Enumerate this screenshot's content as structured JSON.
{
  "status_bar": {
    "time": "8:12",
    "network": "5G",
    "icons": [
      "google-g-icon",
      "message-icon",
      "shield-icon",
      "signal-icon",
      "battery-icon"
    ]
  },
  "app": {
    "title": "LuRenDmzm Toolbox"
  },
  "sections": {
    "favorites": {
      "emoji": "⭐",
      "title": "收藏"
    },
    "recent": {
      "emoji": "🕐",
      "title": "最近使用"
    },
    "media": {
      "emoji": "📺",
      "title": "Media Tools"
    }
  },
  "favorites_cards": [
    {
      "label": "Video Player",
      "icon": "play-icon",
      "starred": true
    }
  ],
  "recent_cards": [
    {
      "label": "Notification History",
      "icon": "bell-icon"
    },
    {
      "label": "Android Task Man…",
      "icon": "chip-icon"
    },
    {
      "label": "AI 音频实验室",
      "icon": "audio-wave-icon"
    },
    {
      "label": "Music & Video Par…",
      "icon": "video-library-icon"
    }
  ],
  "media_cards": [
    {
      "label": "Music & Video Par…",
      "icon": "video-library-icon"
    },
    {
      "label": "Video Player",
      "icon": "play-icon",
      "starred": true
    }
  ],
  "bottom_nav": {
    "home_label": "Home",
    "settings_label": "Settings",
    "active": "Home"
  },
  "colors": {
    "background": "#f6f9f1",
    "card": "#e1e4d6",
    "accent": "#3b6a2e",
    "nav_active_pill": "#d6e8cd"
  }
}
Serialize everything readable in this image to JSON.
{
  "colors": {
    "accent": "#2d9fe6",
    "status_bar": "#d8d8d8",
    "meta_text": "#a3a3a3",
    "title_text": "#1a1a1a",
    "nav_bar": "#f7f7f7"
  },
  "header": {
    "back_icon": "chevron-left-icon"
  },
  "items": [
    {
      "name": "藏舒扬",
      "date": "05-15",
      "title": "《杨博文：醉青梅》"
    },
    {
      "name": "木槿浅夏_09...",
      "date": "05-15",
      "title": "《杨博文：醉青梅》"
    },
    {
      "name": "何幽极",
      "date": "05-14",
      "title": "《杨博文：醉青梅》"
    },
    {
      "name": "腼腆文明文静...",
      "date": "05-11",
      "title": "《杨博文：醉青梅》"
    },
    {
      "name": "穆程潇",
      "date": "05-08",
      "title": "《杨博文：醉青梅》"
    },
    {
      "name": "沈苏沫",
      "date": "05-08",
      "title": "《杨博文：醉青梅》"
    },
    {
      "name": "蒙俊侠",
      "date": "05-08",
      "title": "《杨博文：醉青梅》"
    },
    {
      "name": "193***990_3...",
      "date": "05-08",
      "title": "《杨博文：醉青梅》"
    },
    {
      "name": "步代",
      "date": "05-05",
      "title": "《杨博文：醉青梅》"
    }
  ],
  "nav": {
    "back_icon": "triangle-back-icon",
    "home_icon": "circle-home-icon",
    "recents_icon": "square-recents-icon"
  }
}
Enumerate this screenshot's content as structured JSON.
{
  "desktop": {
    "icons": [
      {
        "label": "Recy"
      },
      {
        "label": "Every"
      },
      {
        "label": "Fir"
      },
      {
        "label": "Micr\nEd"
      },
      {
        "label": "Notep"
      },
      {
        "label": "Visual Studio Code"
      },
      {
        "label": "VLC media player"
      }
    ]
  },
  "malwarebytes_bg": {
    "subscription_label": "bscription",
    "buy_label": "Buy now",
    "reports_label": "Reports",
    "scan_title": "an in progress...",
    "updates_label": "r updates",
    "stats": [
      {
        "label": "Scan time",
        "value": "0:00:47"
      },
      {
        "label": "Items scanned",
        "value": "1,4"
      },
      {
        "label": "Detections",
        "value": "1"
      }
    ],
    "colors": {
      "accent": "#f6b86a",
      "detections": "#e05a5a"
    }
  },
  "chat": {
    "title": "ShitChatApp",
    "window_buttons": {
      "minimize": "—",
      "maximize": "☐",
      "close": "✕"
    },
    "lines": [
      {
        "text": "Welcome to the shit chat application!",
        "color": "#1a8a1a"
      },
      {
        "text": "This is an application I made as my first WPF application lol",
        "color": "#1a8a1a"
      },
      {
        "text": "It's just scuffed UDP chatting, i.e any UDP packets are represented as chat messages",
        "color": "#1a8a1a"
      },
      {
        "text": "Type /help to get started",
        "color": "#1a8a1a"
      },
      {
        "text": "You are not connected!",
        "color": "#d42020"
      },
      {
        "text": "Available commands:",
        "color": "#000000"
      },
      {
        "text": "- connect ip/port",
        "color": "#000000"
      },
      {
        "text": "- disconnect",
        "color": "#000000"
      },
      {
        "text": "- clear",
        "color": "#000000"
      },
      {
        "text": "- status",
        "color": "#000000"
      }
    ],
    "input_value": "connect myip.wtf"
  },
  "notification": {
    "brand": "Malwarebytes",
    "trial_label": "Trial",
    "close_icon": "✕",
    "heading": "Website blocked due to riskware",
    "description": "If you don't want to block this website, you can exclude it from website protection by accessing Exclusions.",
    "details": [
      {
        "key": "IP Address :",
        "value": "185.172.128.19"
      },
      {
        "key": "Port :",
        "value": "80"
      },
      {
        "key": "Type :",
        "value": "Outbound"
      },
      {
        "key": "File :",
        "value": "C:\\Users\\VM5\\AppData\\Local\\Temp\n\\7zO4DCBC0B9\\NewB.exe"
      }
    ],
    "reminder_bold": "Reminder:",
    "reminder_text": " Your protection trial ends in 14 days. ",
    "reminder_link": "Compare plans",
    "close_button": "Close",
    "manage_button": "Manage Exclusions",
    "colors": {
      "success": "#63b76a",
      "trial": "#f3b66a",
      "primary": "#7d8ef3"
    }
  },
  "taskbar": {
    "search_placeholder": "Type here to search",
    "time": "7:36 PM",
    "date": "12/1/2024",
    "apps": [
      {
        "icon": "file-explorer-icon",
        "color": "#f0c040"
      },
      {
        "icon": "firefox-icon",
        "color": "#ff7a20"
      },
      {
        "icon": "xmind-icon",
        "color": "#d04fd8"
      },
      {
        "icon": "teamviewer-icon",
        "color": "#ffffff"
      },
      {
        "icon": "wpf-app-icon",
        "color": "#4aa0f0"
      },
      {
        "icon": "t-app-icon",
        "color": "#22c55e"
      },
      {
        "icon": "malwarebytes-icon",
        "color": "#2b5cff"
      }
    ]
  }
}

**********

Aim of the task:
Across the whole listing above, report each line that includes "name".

Answer to the problem:
      "name": "藏舒扬",
      "name": "木槿浅夏_09...",
      "name": "何幽极",
      "name": "腼腆文明文静...",
      "name": "穆程潇",
      "name": "沈苏沫",
      "name": "蒙俊侠",
      "name": "193***990_3...",
      "name": "步代",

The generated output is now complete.